“UAE banks are expected to at least maintain first-half 2019 numbers for the remainder of the year, which roughly equates to a full-year profitability figure of around Dh38-Dh40 billion. Most of the gains are expected on the back of increased cost-cutting in non-core segments and further consolidation in the banking space. Overall numbers for 2019 are expected to above 2018 numbers,” said Vijay Valecha, chief investment officer at Century Financial.
M.R. Raghu, head of research at the Kuwait Financial Centre, said aggregate earnings of UAE banks is expected to grow by 5-6 per cent in the second half compared to the same period last year.
“Despite a positive outlook on the UAE economy, credit growth has been primarily driven by government sector while private sector credit uptake has been soft. Other factors also indicate that there won’t be a major difference in profitability during the second half of the year as compared to the firsthalf. Therefore, it seems highly unlikely that the year-on-year earnings growth of UAE banks for the full-year 2019 will surpass that of 2018,” he said.

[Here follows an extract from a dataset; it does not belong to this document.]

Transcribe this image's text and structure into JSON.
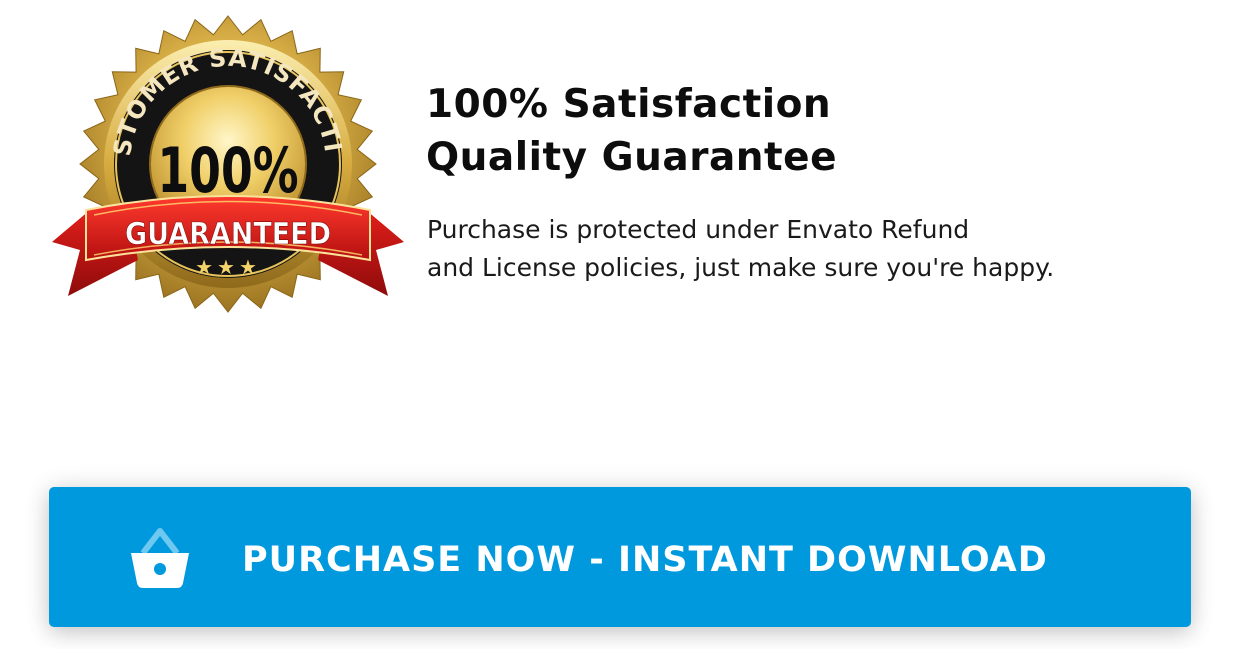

The aggregate net income of 12 domestic banks in the UAE that have disclosed their first-half results amounted to Dh22.06 billion, translating to a year-on-year increase of 8 per cent compared to the first half of 2018. Eleven out of the 12 that have come out with their half-yearly numbers so far have seen a year-on-year increase in their net profits during the first half, with five of them exhibiting double-digit growth, Raghu noted.
The numbers reported so far from big lenders like Emirates NBD, Dubai Islamic Bank (DIB) and First Abu Dhabi Bank (FAB) indicate increasing probability. Emirates NBD group posted net profit of Dh7.5 billion, up 49 per cent year-on-year.
Similarly, DIB’s net profit increased 13 per cent on the back of a solid rise in total income, which was up 25 per cent. FAB reported a 4 per cent rise in net profit to Dh6.3 billion. Numbers from Abu Dhabi Commercial Bank were somewhat lacklustre as a recently-announced merger takes a full-fledged affect, Valecha pointed out.
Valecha said funding cost pressures are likely to impact banks amidst increased competition for deposits and tighter liquidity in the second half. “As such, with any more tightening in liquidity, banks could take this as an opportunity to readjust their business models based on current scenarios.”
Raghu noted that the US Federal Reserve rate cuts, trade slowdown, Abu Dhabi’s fiscal stimulus, Expo 2020 and Dubai’s property market are expected to dictate the profitability of UAE banks during the rest of the year.
As witnessed in the first half, government and its related entities are expected to drive credit growth due to the pick-up in project activity in Abu Dhabi due to the fiscal stimulus and projects related to Dubai’s Expo 2020.
The expected Fed rate cuts in the second half of the year could potentially bring down the funding costs of banks and increase the demand for borrowing. However, due to the competitive nature of the UAE banking sector, pricing of loans could be a challenge for banks, ultimately affecting their net interest margins, Raghu added.
He said a dip in Dubai’s property market could continue to be a pain point, leading to a rise in provisioning. Trade tensions at a global level are also expected to have a knock-on effect on the demand for oil, resulting in the fall of crude prices, which would in turn affect the UAE’s economy.
Valecha said Islamic banking continues to outpace growth in conventional banking as both Muslims and non-Muslims alike seek more ethical ways to deposit their money and seek new loans.
“In order to suit the requirements of Generation Z and millennials, most UAE banks are coming up with more tech-savvy and customer-centric products and services that provide ease of access. While conventional banking leads the way in terms of technology adoption, the Islamic segment is about to grow in similar fashion as the banking network caters to requirement of the young generation,” he adds.
Raghu also believes that Islamic banking has been showing significant traction in the UAE in recent times, with the demand for Islamic banking products growing among customers.
“Growth in Islamic banking assets during the period has also been better than that of conventional assets. Profitability of both conventional and Islamic banks have been positive in recent quarters. The trend is likely to remain the same with earnings of domestic banks growing by roughly 6-7 per cent for the full-year 2019 compared to 2018,” he concluded.